=== INFORMATION ===
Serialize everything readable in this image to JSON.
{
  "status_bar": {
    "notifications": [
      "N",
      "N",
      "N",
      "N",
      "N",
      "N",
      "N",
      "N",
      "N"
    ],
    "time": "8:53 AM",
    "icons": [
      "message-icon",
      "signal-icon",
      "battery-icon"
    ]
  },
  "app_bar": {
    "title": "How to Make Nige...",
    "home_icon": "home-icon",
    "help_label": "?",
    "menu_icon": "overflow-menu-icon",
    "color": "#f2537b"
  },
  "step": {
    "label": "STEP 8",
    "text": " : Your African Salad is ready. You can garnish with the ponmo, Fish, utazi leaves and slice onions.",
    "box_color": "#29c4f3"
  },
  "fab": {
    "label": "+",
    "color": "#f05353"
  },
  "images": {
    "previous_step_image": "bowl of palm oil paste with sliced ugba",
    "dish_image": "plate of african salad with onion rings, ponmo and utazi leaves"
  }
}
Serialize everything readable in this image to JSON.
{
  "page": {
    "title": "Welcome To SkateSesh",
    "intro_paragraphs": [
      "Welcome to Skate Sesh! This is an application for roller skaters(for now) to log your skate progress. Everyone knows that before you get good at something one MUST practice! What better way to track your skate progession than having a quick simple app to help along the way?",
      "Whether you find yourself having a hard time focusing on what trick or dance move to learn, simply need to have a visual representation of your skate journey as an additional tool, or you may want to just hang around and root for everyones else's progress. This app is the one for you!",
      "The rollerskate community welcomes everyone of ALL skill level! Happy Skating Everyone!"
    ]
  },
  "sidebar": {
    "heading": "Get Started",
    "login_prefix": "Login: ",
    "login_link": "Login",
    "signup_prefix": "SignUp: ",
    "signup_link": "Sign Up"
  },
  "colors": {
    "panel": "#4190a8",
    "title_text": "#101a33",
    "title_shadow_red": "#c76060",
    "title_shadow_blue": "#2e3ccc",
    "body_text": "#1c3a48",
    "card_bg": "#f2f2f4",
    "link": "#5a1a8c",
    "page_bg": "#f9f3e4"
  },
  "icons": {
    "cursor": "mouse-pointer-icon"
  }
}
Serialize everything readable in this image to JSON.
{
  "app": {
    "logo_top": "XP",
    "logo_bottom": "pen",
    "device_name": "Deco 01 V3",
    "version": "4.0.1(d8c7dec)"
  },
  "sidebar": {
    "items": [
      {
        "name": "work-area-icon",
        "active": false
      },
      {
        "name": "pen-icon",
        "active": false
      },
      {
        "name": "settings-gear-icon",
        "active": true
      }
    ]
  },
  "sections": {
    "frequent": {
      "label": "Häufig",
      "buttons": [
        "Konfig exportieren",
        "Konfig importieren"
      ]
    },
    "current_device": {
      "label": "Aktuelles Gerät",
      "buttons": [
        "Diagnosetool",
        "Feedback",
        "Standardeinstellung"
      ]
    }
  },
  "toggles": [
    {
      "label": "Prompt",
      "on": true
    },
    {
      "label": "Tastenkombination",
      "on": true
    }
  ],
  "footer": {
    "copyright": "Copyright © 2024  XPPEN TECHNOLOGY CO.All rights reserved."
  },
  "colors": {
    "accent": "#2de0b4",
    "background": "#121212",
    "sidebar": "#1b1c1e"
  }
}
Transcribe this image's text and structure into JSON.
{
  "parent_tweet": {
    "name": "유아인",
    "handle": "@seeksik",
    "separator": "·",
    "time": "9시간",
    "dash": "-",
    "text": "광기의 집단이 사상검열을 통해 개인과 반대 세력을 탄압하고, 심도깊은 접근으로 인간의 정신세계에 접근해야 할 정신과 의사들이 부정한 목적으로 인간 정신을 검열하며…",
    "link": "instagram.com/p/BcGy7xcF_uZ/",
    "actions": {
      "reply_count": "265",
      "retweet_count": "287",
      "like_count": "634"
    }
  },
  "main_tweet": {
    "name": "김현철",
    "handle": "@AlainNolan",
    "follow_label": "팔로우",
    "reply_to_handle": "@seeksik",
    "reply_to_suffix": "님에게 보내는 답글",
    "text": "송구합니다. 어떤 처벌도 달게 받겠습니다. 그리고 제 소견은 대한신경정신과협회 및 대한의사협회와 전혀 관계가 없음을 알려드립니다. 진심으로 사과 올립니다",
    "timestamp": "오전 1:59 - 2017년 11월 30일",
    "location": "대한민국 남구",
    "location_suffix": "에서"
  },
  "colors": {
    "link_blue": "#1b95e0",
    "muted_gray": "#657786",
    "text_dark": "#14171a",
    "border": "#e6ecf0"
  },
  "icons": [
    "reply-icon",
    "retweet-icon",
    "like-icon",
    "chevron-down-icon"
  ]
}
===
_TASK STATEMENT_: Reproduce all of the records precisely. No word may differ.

_EXERCISE SOLUTION_:
Serialize everything readable in this image to JSON.
{
  "status_bar": {
    "notifications": [
      "N",
      "N",
      "N",
      "N",
      "N",
      "N",
      "N",
      "N",
      "N"
    ],
    "time": "8:53 AM",
    "icons": [
      "message-icon",
      "signal-icon",
      "battery-icon"
    ]
  },
  "app_bar": {
    "title": "How to Make Nige...",
    "home_icon": "home-icon",
    "help_label": "?",
    "menu_icon": "overflow-menu-icon",
    "color": "#f2537b"
  },
  "step": {
    "label": "STEP 8",
    "text": " : Your African Salad is ready. You can garnish with the ponmo, Fish, utazi leaves and slice onions.",
    "box_color": "#29c4f3"
  },
  "fab": {
    "label": "+",
    "color": "#f05353"
  },
  "images": {
    "previous_step_image": "bowl of palm oil paste with sliced ugba",
    "dish_image": "plate of african salad with onion rings, ponmo and utazi leaves"
  }
}
Serialize everything readable in this image to JSON.
{
  "page": {
    "title": "Welcome To SkateSesh",
    "intro_paragraphs": [
      "Welcome to Skate Sesh! This is an application for roller skaters(for now) to log your skate progress. Everyone knows that before you get good at something one MUST practice! What better way to track your skate progession than having a quick simple app to help along the way?",
      "Whether you find yourself having a hard time focusing on what trick or dance move to learn, simply need to have a visual representation of your skate journey as an additional tool, or you may want to just hang around and root for everyones else's progress. This app is the one for you!",
      "The rollerskate community welcomes everyone of ALL skill level! Happy Skating Everyone!"
    ]
  },
  "sidebar": {
    "heading": "Get Started",
    "login_prefix": "Login: ",
    "login_link": "Login",
    "signup_prefix": "SignUp: ",
    "signup_link": "Sign Up"
  },
  "colors": {
    "panel": "#4190a8",
    "title_text": "#101a33",
    "title_shadow_red": "#c76060",
    "title_shadow_blue": "#2e3ccc",
    "body_text": "#1c3a48",
    "card_bg": "#f2f2f4",
    "link": "#5a1a8c",
    "page_bg": "#f9f3e4"
  },
  "icons": {
    "cursor": "mouse-pointer-icon"
  }
}
Serialize everything readable in this image to JSON.
{
  "app": {
    "logo_top": "XP",
    "logo_bottom": "pen",
    "device_name": "Deco 01 V3",
    "version": "4.0.1(d8c7dec)"
  },
  "sidebar": {
    "items": [
      {
        "name": "work-area-icon",
        "active": false
      },
      {
        "name": "pen-icon",
        "active": false
      },
      {
        "name": "settings-gear-icon",
        "active": true
      }
    ]
  },
  "sections": {
    "frequent": {
      "label": "Häufig",
      "buttons": [
        "Konfig exportieren",
        "Konfig importieren"
      ]
    },
    "current_device": {
      "label": "Aktuelles Gerät",
      "buttons": [
        "Diagnosetool",
        "Feedback",
        "Standardeinstellung"
      ]
    }
  },
  "toggles": [
    {
      "label": "Prompt",
      "on": true
    },
    {
      "label": "Tastenkombination",
      "on": true
    }
  ],
  "footer": {
    "copyright": "Copyright © 2024  XPPEN TECHNOLOGY CO.All rights reserved."
  },
  "colors": {
    "accent": "#2de0b4",
    "background": "#121212",
    "sidebar": "#1b1c1e"
  }
}
Transcribe this image's text and structure into JSON.
{
  "parent_tweet": {
    "name": "유아인",
    "handle": "@seeksik",
    "separator": "·",
    "time": "9시간",
    "dash": "-",
    "text": "광기의 집단이 사상검열을 통해 개인과 반대 세력을 탄압하고, 심도깊은 접근으로 인간의 정신세계에 접근해야 할 정신과 의사들이 부정한 목적으로 인간 정신을 검열하며…",
    "link": "instagram.com/p/BcGy7xcF_uZ/",
    "actions": {
      "reply_count": "265",
      "retweet_count": "287",
      "like_count": "634"
    }
  },
  "main_tweet": {
    "name": "김현철",
    "handle": "@AlainNolan",
    "follow_label": "팔로우",
    "reply_to_handle": "@seeksik",
    "reply_to_suffix": "님에게 보내는 답글",
    "text": "송구합니다. 어떤 처벌도 달게 받겠습니다. 그리고 제 소견은 대한신경정신과협회 및 대한의사협회와 전혀 관계가 없음을 알려드립니다. 진심으로 사과 올립니다",
    "timestamp": "오전 1:59 - 2017년 11월 30일",
    "location": "대한민국 남구",
    "location_suffix": "에서"
  },
  "colors": {
    "link_blue": "#1b95e0",
    "muted_gray": "#657786",
    "text_dark": "#14171a",
    "border": "#e6ecf0"
  },
  "icons": [
    "reply-icon",
    "retweet-icon",
    "like-icon",
    "chevron-down-icon"
  ]
}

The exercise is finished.